The social aspect hadn't crossed my mind. D'oh. Sadly, the staff at my local gym plus a few OAP regulars are my main social contact outside of family. I also do need to work on accomplishing things and allowing myself to feel good about that- I am emotionally pretty flat right now.
Eddie- thank you for your concern and helpful advice. As I can't work right now, I've figured that I have enough spare time to allow adequate recovery (I'd be sleeping during the day even without the exercise). I don't exercise 2 days a week and I'll take extra time off if I'm starting to feel frazzled. I'm currently on Venlafaxine and Lamotrigine (Lamictal) which is starting to help where even Lithium failed.
Alpha- I live in the UK where guns and pepper spray are generally illegal to carry (thankfully).
We're having a local one week programme of taster sessions with a variety of sports clubs in my town at the end of the month which I've signed up for hoping that the Judo club is involved. If not, I'm going to have to phone sooner rather than later as I know that the start of the new school year will bring in other beginners which would make it much easier for me to attend. I might also ask family to dump me at the front door - that's the only way I'm mentally able to make it to the yoga as its not in my local gym.
Thank you. You've confirmed that it would be in my best interest on several levels. I'll do my darnedest to get myself there within the next month since you took the time to help me. I'll report back when I've made it to my first session.

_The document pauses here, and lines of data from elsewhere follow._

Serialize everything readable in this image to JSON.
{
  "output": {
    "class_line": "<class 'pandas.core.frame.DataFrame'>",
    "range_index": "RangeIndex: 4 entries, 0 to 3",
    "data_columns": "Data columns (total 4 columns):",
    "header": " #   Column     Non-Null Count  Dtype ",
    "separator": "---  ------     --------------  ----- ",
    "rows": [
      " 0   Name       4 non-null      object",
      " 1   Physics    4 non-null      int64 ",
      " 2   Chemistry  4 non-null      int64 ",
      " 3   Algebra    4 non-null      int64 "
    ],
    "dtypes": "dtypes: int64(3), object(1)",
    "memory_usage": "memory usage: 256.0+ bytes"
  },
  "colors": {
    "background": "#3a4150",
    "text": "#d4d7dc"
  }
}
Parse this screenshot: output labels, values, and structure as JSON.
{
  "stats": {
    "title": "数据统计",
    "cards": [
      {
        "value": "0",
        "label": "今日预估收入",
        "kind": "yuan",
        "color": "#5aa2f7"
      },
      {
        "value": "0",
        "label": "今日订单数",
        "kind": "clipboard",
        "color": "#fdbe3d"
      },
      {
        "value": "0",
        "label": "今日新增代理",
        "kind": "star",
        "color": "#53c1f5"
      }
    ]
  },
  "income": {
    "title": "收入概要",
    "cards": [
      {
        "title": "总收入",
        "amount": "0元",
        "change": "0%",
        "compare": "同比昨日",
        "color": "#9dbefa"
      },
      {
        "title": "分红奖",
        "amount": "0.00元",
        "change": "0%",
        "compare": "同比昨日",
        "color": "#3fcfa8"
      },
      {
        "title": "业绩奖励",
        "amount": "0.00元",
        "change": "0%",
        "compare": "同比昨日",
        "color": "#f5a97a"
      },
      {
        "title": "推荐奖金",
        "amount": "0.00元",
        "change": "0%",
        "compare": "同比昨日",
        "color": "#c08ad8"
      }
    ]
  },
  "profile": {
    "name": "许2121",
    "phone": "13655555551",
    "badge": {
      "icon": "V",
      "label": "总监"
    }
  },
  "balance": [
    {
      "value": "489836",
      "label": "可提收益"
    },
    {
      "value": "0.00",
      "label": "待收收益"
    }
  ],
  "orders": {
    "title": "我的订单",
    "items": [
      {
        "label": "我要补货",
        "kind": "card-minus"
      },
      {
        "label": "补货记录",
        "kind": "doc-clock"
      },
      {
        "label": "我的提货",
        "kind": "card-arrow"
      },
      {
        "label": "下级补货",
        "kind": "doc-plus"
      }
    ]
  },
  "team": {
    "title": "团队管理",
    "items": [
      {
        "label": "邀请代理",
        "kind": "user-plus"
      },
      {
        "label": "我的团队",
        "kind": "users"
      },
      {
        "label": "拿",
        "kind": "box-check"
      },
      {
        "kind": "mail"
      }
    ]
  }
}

I used to have really bad social anxiety, mixed in with a (un)healthy dose of misanthropy. I think MA has helped me a lot with this especially with the anxiety. Just like doof, most of my friends are from my MA. Also, there is the benefit of taking out you frustrations on a heavy bag.